Brand-building through effective cross-channel communications strategies
by Christine Mauro
It was the perfect storm of poor communications as I sat in the airport waiting for my flight which had been delayed due to weather. At any given moment, I received information from at least five different sources: text alerts, the flight status board, verbal announcements, the airline website and other passengers waiting for the flight.
None of these communication channels provided the same information.
This made it impossible to determine what information was accurate or most up-to-date. After two hours of waiting, the board posted "CANCELLED," with no verbal confirmation or direction as to what steps to take next. Frustrated by the long line to speak to an agent, I turned to the airline website which directed me to call a customer service agent, which then resulted in a 10-minute wait on hold.
In today's digital world, customers expect accurate updates in real time. It's considered a failed customer experience when that doesn't happen. Companies need to have a cross-channel strategy with the technology in place to support it. As a result, customers will be satisfied with timely and accurate data when a problem arises.
Because most customers have a channel preference for receiving information, it's important to provide various options for accessing information. Today customers can choose to receive information via e-mail and online message boards—and many keep themselves informed with text alerts sent to their mobile devices.
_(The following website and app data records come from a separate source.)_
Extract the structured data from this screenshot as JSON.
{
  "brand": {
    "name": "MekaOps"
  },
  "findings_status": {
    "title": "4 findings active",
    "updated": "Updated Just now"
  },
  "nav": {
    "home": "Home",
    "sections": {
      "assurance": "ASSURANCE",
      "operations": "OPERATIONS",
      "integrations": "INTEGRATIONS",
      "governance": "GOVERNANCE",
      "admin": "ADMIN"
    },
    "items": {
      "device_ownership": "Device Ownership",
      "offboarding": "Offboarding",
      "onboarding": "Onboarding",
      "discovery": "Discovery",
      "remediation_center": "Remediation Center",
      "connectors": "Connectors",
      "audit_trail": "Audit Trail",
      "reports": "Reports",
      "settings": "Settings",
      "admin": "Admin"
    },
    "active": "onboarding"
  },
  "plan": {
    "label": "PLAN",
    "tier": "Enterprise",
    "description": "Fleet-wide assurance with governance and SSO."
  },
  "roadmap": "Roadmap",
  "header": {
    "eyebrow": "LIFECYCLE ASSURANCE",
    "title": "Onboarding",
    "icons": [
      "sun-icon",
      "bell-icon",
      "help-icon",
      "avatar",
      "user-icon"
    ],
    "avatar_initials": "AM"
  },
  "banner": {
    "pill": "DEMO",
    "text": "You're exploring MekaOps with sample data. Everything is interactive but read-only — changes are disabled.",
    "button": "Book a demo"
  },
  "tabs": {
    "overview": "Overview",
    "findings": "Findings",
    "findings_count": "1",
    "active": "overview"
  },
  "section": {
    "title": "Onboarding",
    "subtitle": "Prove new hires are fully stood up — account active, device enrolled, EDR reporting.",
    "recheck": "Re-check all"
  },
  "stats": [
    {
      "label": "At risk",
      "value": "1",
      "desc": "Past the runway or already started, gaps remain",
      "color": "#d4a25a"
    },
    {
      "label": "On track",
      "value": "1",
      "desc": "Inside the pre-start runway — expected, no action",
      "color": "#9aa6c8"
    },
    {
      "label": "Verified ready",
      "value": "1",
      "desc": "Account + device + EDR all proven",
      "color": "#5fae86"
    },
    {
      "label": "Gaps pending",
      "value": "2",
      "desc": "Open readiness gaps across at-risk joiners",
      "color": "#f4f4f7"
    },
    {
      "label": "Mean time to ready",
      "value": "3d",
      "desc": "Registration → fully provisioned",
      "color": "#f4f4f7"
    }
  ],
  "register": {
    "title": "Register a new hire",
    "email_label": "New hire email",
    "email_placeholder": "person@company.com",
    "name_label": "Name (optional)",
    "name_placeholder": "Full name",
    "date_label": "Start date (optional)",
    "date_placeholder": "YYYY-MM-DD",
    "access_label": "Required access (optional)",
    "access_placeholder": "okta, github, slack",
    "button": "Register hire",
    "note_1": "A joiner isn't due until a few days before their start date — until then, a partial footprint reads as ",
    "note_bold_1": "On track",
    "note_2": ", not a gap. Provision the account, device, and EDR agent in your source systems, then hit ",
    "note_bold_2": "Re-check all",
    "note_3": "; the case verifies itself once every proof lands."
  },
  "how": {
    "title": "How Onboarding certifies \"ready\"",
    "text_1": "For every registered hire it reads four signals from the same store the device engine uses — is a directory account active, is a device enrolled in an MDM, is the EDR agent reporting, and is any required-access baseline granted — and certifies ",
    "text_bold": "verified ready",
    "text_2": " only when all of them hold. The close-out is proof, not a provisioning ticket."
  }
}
Still, some customers prefer the person-to-person interaction with customer service representatives. While it is important to provide a variety of channels to consume information, ensuring that all communication is aligned and that each channel is equipped to handle distribution is critical. The information posted to an online message board should be the same information communicated by employees both in-person and at call centers. Additionally, if an organization is driving customers to the call center from the web, the call centers should have the bandwidth to take on the volume of inbound calls along with the right information to resolve customer issues.
Taking this a step further, VIP customers or those participating in loyalty programs may expect special treatment, such as a dedicated phone number or expert agent for "members only." Although all customers are valued—and it's important to provide the best customer service—rewarding customers for their loyalty can be extremely beneficial.
So while many companies are concentrating on cross-channel marketing, maybe the big picture strategy should address how to consistently deliver on the brand promise even in the midst of a crisis. Organizations may build better relationships with customers when they most effectively deal with their problems through clear and consistent communications rather than selling them more "stuff."
Christine Mauro is a strategy director in simplification for the Siegel+Gale New York office.